━━ MATERIAL FOR THIS EXERCISE

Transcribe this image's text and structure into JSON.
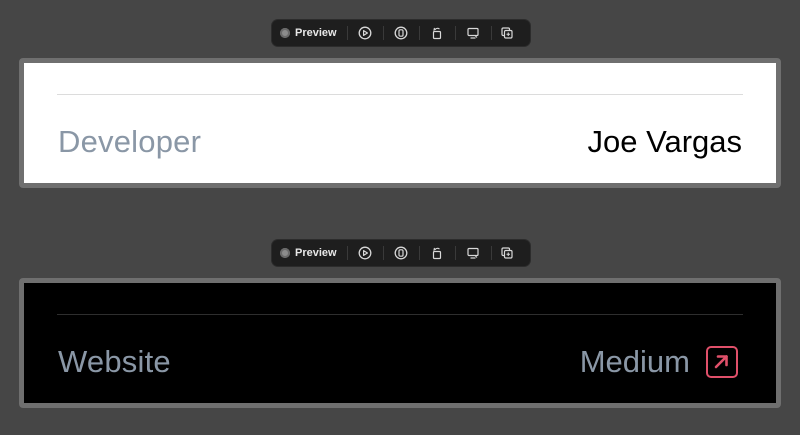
{
  "previews": [
    {
      "toolbar": {
        "preview_label": "Preview"
      },
      "row": {
        "label": "Developer",
        "value": "Joe Vargas"
      },
      "theme": {
        "background": "#ffffff",
        "label_color": "#8a97a6",
        "value_color": "#000000",
        "divider": "#dcdcdc"
      }
    },
    {
      "toolbar": {
        "preview_label": "Preview"
      },
      "row": {
        "label": "Website",
        "value": "Medium",
        "icon": "external-link-icon"
      },
      "theme": {
        "background": "#000000",
        "label_color": "#8a97a6",
        "value_color": "#8a97a6",
        "divider": "#2e2e2e",
        "accent": "#e0506a"
      }
    }
  ]
}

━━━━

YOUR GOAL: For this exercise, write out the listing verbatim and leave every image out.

EXPECTED ANSWER:
Transcribe this image's text and structure into JSON.
{
  "previews": [
    {
      "toolbar": {
        "preview_label": "Preview"
      },
      "row": {
        "label": "Developer",
        "value": "Joe Vargas"
      },
      "theme": {
        "background": "#ffffff",
        "label_color": "#8a97a6",
        "value_color": "#000000",
        "divider": "#dcdcdc"
      }
    },
    {
      "toolbar": {
        "preview_label": "Preview"
      },
      "row": {
        "label": "Website",
        "value": "Medium",
        "icon": "external-link-icon"
      },
      "theme": {
        "background": "#000000",
        "label_color": "#8a97a6",
        "value_color": "#8a97a6",
        "divider": "#2e2e2e",
        "accent": "#e0506a"
      }
    }
  ]
}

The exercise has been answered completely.